Under another Democratic measure, the General Assembly would have to approve appointments of the state schools superintendent and the University System of Maryland chancellor. Currently, boards appointed by the governor have sole discretion over those decisions. Hogan spokesman Doug Mayer called the bill, which is expected to be voted on in the Senate this week, “a flawed and poorly considered piece of legislation that would endanger the very nature of the state’s educational system.”
Even on issues with broad agreement, Hogan tends to exclude Democrats from policymaking, often enacting changes through executive orders. In one such instance, he launched a program to reward public high school students who graduate early with college scholarships worth up to $6,000.
“Strategically, it’s smart for him to do, but he should be a little more collaborative if he wants to foster goodwill,” Deckman said of the governor’s solo approach.
Democrats and black leaders were outraged when Hogan did not include funding in his initial budget for a hospital in Prince George’s County and for promised demolition of blighted buildings in Baltimore. The governor eventually funded both projects — making the announcements himself, without alerting the Democrats ahead of time or attempting to bring them on board.
“It’s clear they forced his hand,” said Todd Eberly, a political science professor at St. Mary’s College. “He can take credit for it. He’ll get the press conference. . . . But they have found an effective way to get him to do things.”
Hogan’s ability to claim the spotlight is magnified, Eberly said, because he and the legislative majority hail from different parties. “He has the bully pulpit and has a much easier time controlling the narrative.”
Hogan opened this year’s legislative session by telling lawmakers that he is just a phone call away. But when Sen. Nancy J. King (D-Montgomery) tried to call his office to discuss a bill, she was told she needed to fill out a form.
King, describing the incident, said she was appalled. Hogan aides said an employee inadvertently referred the senator to the process used for some members of the public. But the incident, many believed, spoke to the broader relationship between Hogan and the Democrats.
Miller has blamed Hogan’s perceived missteps, including not talking to lawmakers before making significant announcements, on being a political novice.
“You’ve got to remember he hasn’t held public office before,” Miller said. “The governor needs to work on his communication skills with all the members of the Senate and members of the House. All of us read about these things in the newspaper.”
Hogan’s staff disputes any notion of a communication problem, noting that the governor met with Miller a handful of times this year and frequently talks with him by phone.
“The governor is here to get things done in the best way and the most cost-effective way possible,” Mayer said. “Anyone who is willing to work with him, he’ll work with them. He doesn’t care if the ideas come from Democrats or Republicans.”

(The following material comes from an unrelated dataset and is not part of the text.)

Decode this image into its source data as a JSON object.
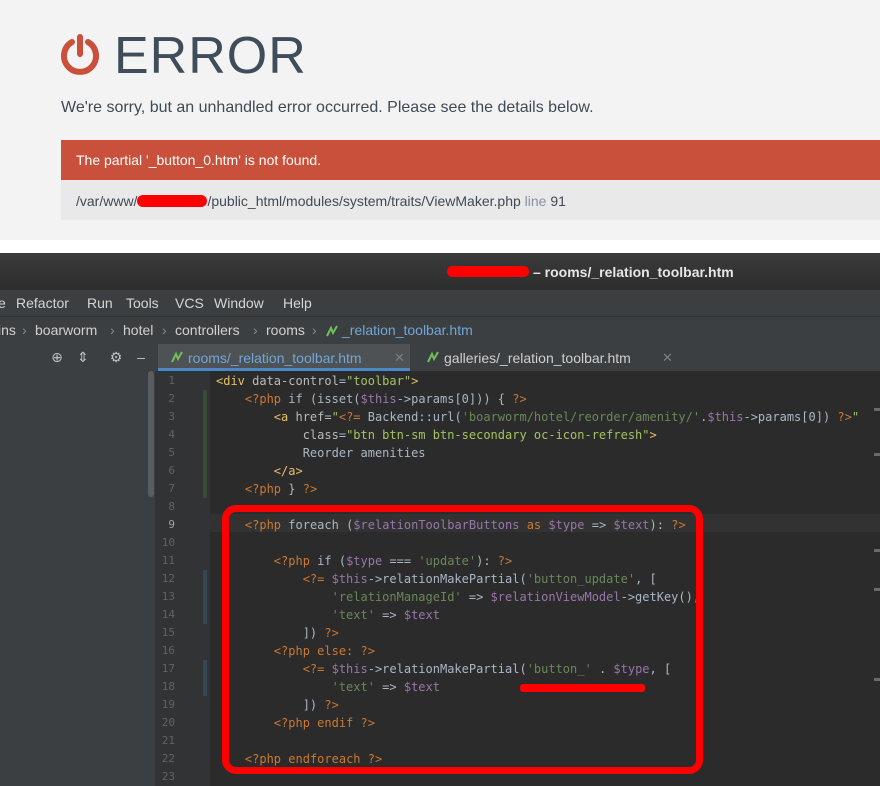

In the end, Morrill said, “no one is going to remember the machinations” of a particular funding dispute or policy proposal.
“That’s just how the sausage is made. If the sausage tastes good, everyone is happy,” he said. “If not, it looks like it’s because you’re not willing to work with the other guys, and that can come back to haunt you.”